We’re following up on the Kaiser Permanente and Change Healthcare breaches. Below you will find updated information as well as some general guidance. As always please consult your leadership/counsel prior to implementing any breach related actions.


Kaiser Permanente Breach Guidance:

For healthcare organizations that have filed claims for patients with Kaiser Permanente, and suspect that patient information may have been compromised in the breach, there are specific steps to consider to protect both patients and operations:

  • Communication with Kaiser Permanente: Establish contact with Kaiser to understand the extent of the breach, specifically how it might impact their patients’ data. It’s vital to determine whether the data involved included information submitted through their claims.
  • Internal Assessment: Conduct an internal review to identify any potential risks to patient data that might stem from the breach at Kaiser. This involves checking if their system’s integration with Kaiser’s might have exposed additional vulnerabilities.
  • Patient Notification: Notify any patients potentially affected by the breach. Transparency is crucial in maintaining trust. Patients should be informed about what data was potentially exposed, the implications, and what steps they can take to protect themselves.
  • Regulatory Reporting: Depending on the nature of the breach and the data involved, the healthcare organization may need to report the incident to regulatory bodies, such as the Department of Health and Human Services (HHS) under HIPAA regulations, even if the breach originated with Kaiser.
  • Enhanced Security Measures: Evaluate and strengthen security protocols to prevent similar breaches. This might include enhancing data encryption, tightening access controls, and implementing more robust data monitoring systems.
  • Legal Consultation: Consult with legal experts to understand their obligations and liabilities in this situation. Legal advice will help navigate the complexities of data breach laws and regulations.
  • Credit Monitoring Services: Consider offering credit monitoring services to affected patients, especially if sensitive information like Social Security numbers was involved.
  • Ongoing Monitoring: Monitor for unusual activity within patient accounts that could indicate misuse of the breached data. Keep patients informed about any new developments related to the breach.

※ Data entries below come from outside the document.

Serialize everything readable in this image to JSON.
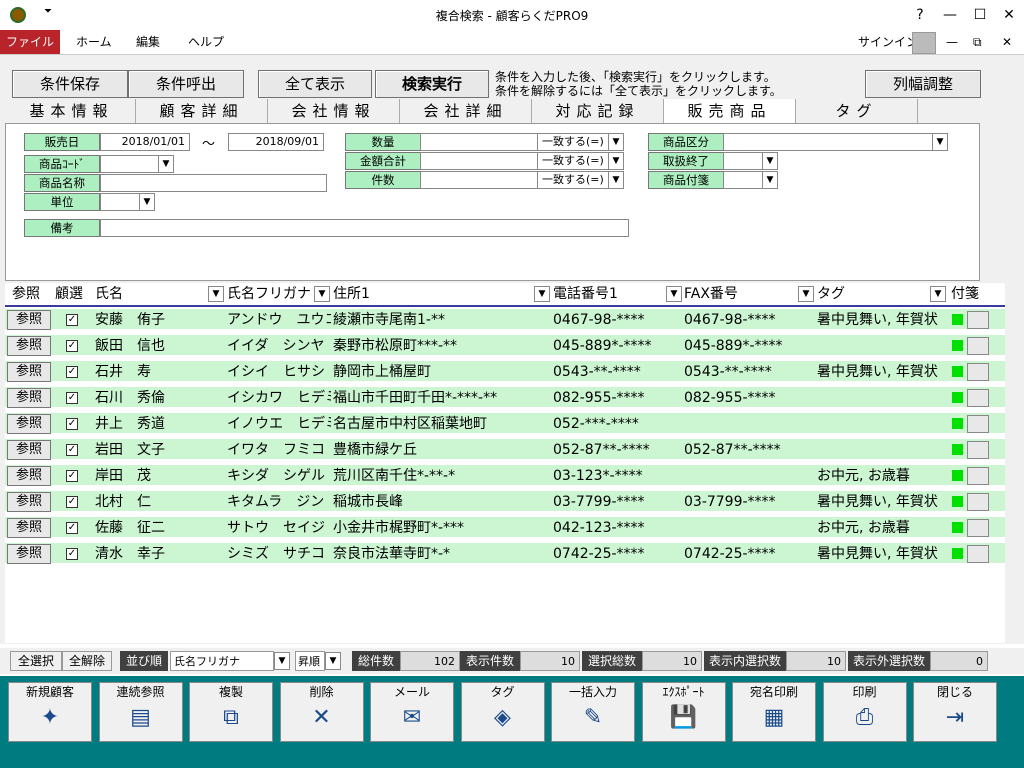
{
  "window": {
    "title": "複合検索 - 顧客らくだPRO9",
    "help": "?",
    "signin": "サインイン"
  },
  "menu": {
    "file": "ファイル",
    "home": "ホーム",
    "edit": "編集",
    "help": "ヘルプ"
  },
  "toolbar": {
    "save": "条件保存",
    "load": "条件呼出",
    "showall": "全て表示",
    "search": "検索実行",
    "hint1": "条件を入力した後、「検索実行」をクリックします。",
    "hint2": "条件を解除するには「全て表示」をクリックします。",
    "colfit": "列幅調整"
  },
  "tabs": [
    "基本情報",
    "顧客詳細",
    "会社情報",
    "会社詳細",
    "対応記録",
    "販売商品",
    "タグ"
  ],
  "form": {
    "date_label": "販売日",
    "date_from": "2018/01/01",
    "tilde": "～",
    "date_to": "2018/09/01",
    "code_label": "商品ｺｰﾄﾞ",
    "name_label": "商品名称",
    "unit_label": "単位",
    "note_label": "備考",
    "qty_label": "数量",
    "amount_label": "金額合計",
    "count_label": "件数",
    "match": "一致する(=)",
    "cat_label": "商品区分",
    "end_label": "取扱終了",
    "tag_label": "商品付箋"
  },
  "columns": {
    "ref": "参照",
    "select": "顧選",
    "name": "氏名",
    "kana": "氏名フリガナ",
    "address": "住所1",
    "tel": "電話番号1",
    "fax": "FAX番号",
    "tag": "タグ",
    "label": "付箋"
  },
  "rows": [
    {
      "ref": "参照",
      "name": "安藤　侑子",
      "kana": "アンドウ　ユウコ",
      "address": "綾瀬市寺尾南1-**",
      "tel": "0467-98-****",
      "fax": "0467-98-****",
      "tag": "暑中見舞い, 年賀状"
    },
    {
      "ref": "参照",
      "name": "飯田　信也",
      "kana": "イイダ　シンヤ",
      "address": "秦野市松原町***-**",
      "tel": "045-889*-****",
      "fax": "045-889*-****",
      "tag": ""
    },
    {
      "ref": "参照",
      "name": "石井　寿",
      "kana": "イシイ　ヒサシ",
      "address": "静岡市上桶屋町",
      "tel": "0543-**-****",
      "fax": "0543-**-****",
      "tag": "暑中見舞い, 年賀状"
    },
    {
      "ref": "参照",
      "name": "石川　秀倫",
      "kana": "イシカワ　ヒデミチ",
      "address": "福山市千田町千田*-***-**",
      "tel": "082-955-****",
      "fax": "082-955-****",
      "tag": ""
    },
    {
      "ref": "参照",
      "name": "井上　秀道",
      "kana": "イノウエ　ヒデミチ",
      "address": "名古屋市中村区稲葉地町",
      "tel": "052-***-****",
      "fax": "",
      "tag": ""
    },
    {
      "ref": "参照",
      "name": "岩田　文子",
      "kana": "イワタ　フミコ",
      "address": "豊橋市緑ケ丘",
      "tel": "052-87**-****",
      "fax": "052-87**-****",
      "tag": ""
    },
    {
      "ref": "参照",
      "name": "岸田　茂",
      "kana": "キシダ　シゲル",
      "address": "荒川区南千住*-**-*",
      "tel": "03-123*-****",
      "fax": "",
      "tag": "お中元, お歳暮"
    },
    {
      "ref": "参照",
      "name": "北村　仁",
      "kana": "キタムラ　ジン",
      "address": "稲城市長峰",
      "tel": "03-7799-****",
      "fax": "03-7799-****",
      "tag": "暑中見舞い, 年賀状"
    },
    {
      "ref": "参照",
      "name": "佐藤　征二",
      "kana": "サトウ　セイジ",
      "address": "小金井市梶野町*-***",
      "tel": "042-123-****",
      "fax": "",
      "tag": "お中元, お歳暮"
    },
    {
      "ref": "参照",
      "name": "清水　幸子",
      "kana": "シミズ　サチコ",
      "address": "奈良市法華寺町*-*",
      "tel": "0742-25-****",
      "fax": "0742-25-****",
      "tag": "暑中見舞い, 年賀状"
    }
  ],
  "status": {
    "selall": "全選択",
    "clear": "全解除",
    "sort_label": "並び順",
    "sort_value": "氏名フリガナ",
    "order": "昇順",
    "total_label": "総件数",
    "total": "102",
    "shown_label": "表示件数",
    "shown": "10",
    "selected_label": "選択総数",
    "selected": "10",
    "in_label": "表示内選択数",
    "in": "10",
    "out_label": "表示外選択数",
    "out": "0"
  },
  "buttons": [
    {
      "label": "新規顧客",
      "icon": "✦"
    },
    {
      "label": "連続参照",
      "icon": "▤"
    },
    {
      "label": "複製",
      "icon": "⧉"
    },
    {
      "label": "削除",
      "icon": "✕"
    },
    {
      "label": "メール",
      "icon": "✉"
    },
    {
      "label": "タグ",
      "icon": "◈"
    },
    {
      "label": "一括入力",
      "icon": "✎"
    },
    {
      "label": "ｴｸｽﾎﾟｰﾄ",
      "icon": "💾"
    },
    {
      "label": "宛名印刷",
      "icon": "▦"
    },
    {
      "label": "印刷",
      "icon": "⎙"
    },
    {
      "label": "閉じる",
      "icon": "⇥"
    }
  ]
}
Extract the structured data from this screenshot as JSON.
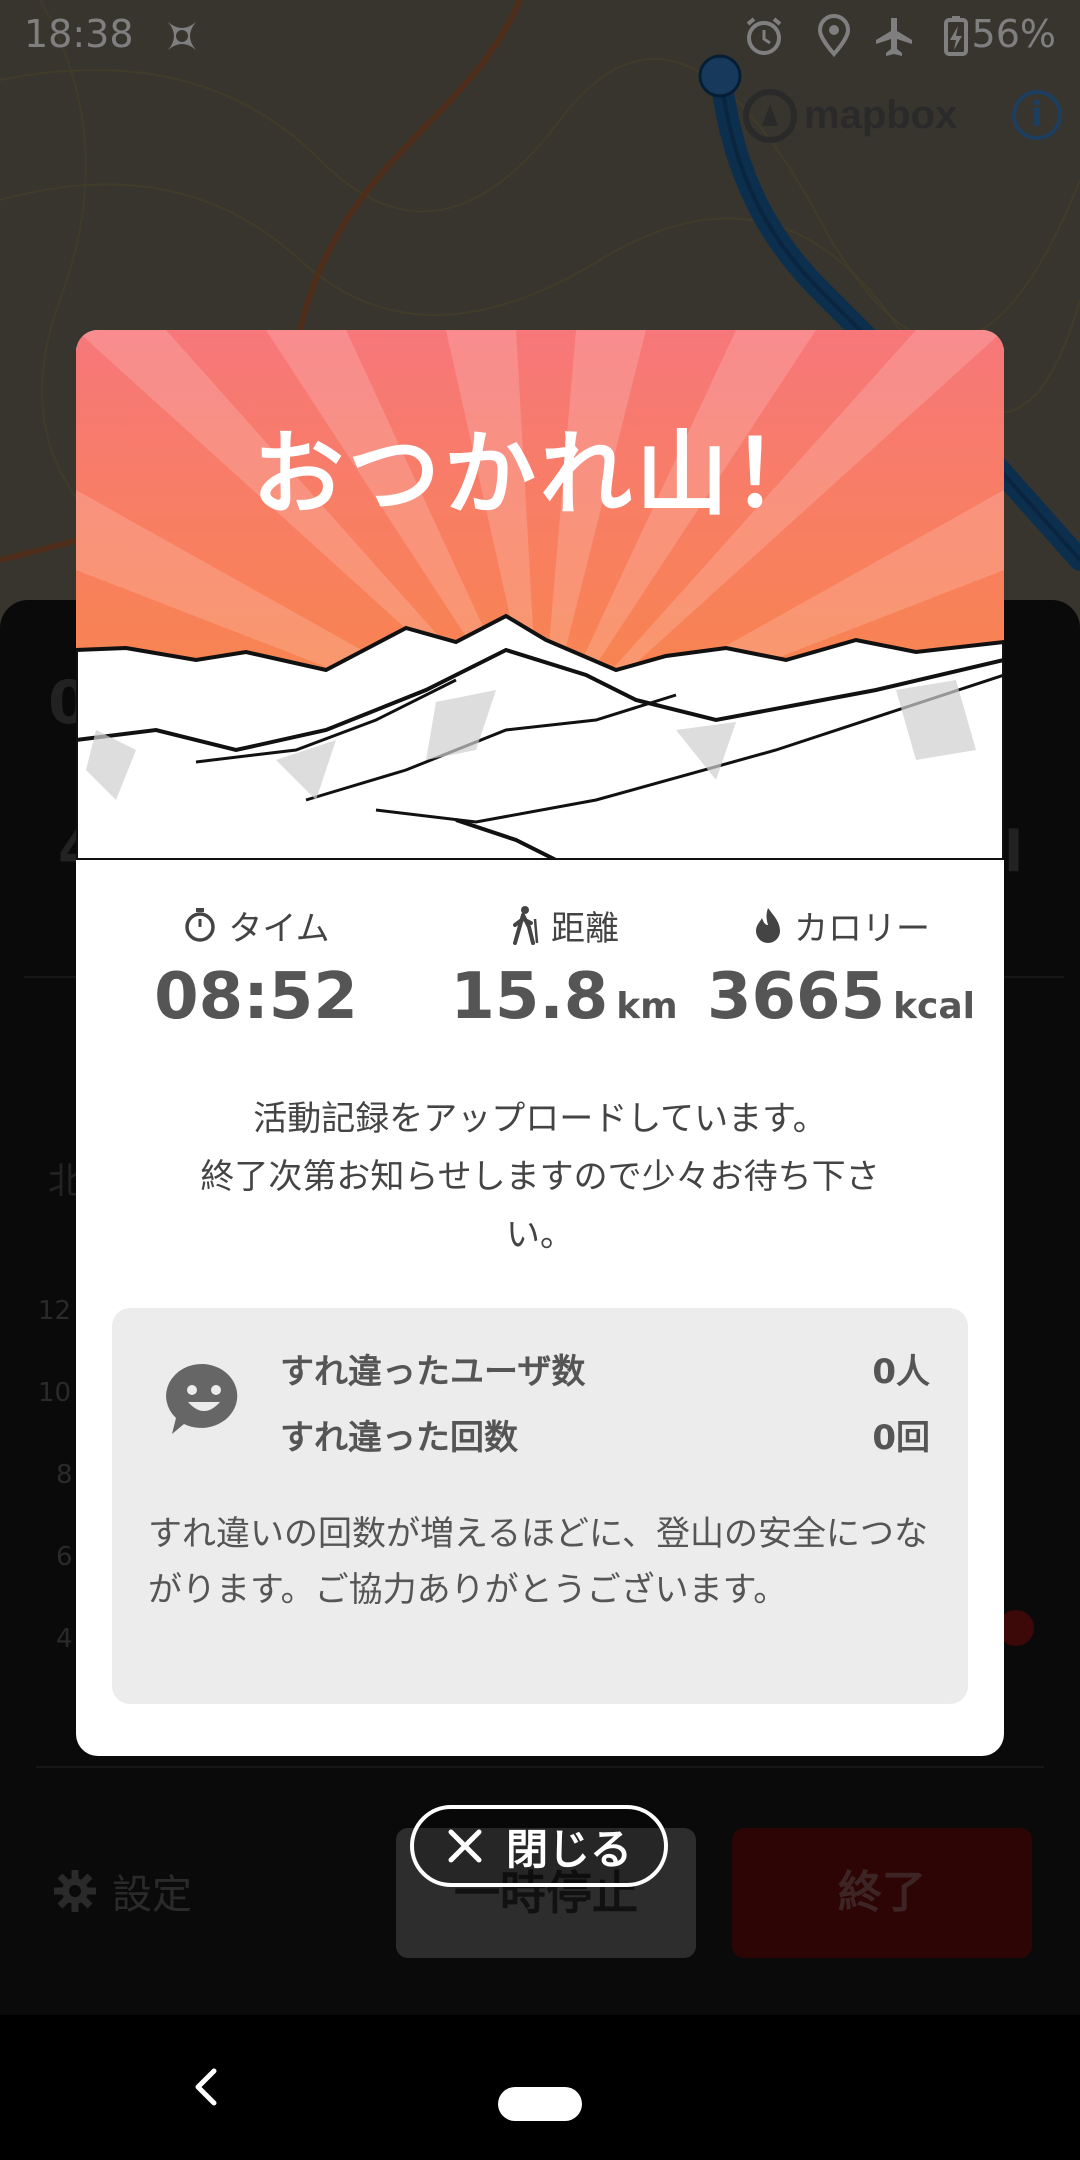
{
  "status_bar": {
    "time": "18:38",
    "battery": "56%"
  },
  "map": {
    "attribution_brand": "mapbox",
    "info_label": "i"
  },
  "background_screen": {
    "ghost_left_top": "0",
    "ghost_left_mid": "4",
    "ghost_right_mid": "l",
    "ghost_left_label": "北",
    "axis_ticks": [
      "12",
      "10",
      "8",
      "6",
      "4"
    ],
    "settings_label": "設定",
    "pause_label": "一時停止",
    "end_label": "終了"
  },
  "modal": {
    "title": "おつかれ山！",
    "stats": [
      {
        "icon": "stopwatch-icon",
        "label": "タイム",
        "value": "08:52",
        "unit": ""
      },
      {
        "icon": "hiker-icon",
        "label": "距離",
        "value": "15.8",
        "unit": "km"
      },
      {
        "icon": "flame-icon",
        "label": "カロリー",
        "value": "3665",
        "unit": "kcal"
      }
    ],
    "upload_message_line1": "活動記録をアップロードしています。",
    "upload_message_line2": "終了次第お知らせしますので少々お待ち下さ",
    "upload_message_line3": "い。",
    "passing": {
      "users_label": "すれ違ったユーザ数",
      "users_value": "0人",
      "count_label": "すれ違った回数",
      "count_value": "0回",
      "note": "すれ違いの回数が増えるほどに、登山の安全につながります。ご協力ありがとうございます。"
    }
  },
  "close_button": {
    "label": "閉じる"
  },
  "colors": {
    "hero_top": "#f7777a",
    "hero_bottom": "#f98b3a",
    "route": "#1b5e9c"
  }
}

Change Healthcare Update:

More information has come to light through the testimony of Andrew Witty, CEO of UnitedHealth Group, before the House Energy and Commerce Committee Subcommittee on Oversight and Investigations (LINK). The cyberattack on Change Healthcare involved the exploitation of accounts that lacked multi-factor authentication (MFA) on Citrix systems. This security lapse allowed hackers to gain unauthorized access and deploy ransomware. Citrix systems are commonly used in large organizations for secure and flexible access to networks and applications. When MFA is not enabled, these systems can become vulnerable entry points for attackers.

This will be even further justification for cyber insurance to require MFA for remote access and systems with sensitive information. BlueOrange would strongly encourage all of our clients to require MFA on all systems that have any chance of containing sensitive information/ePHI.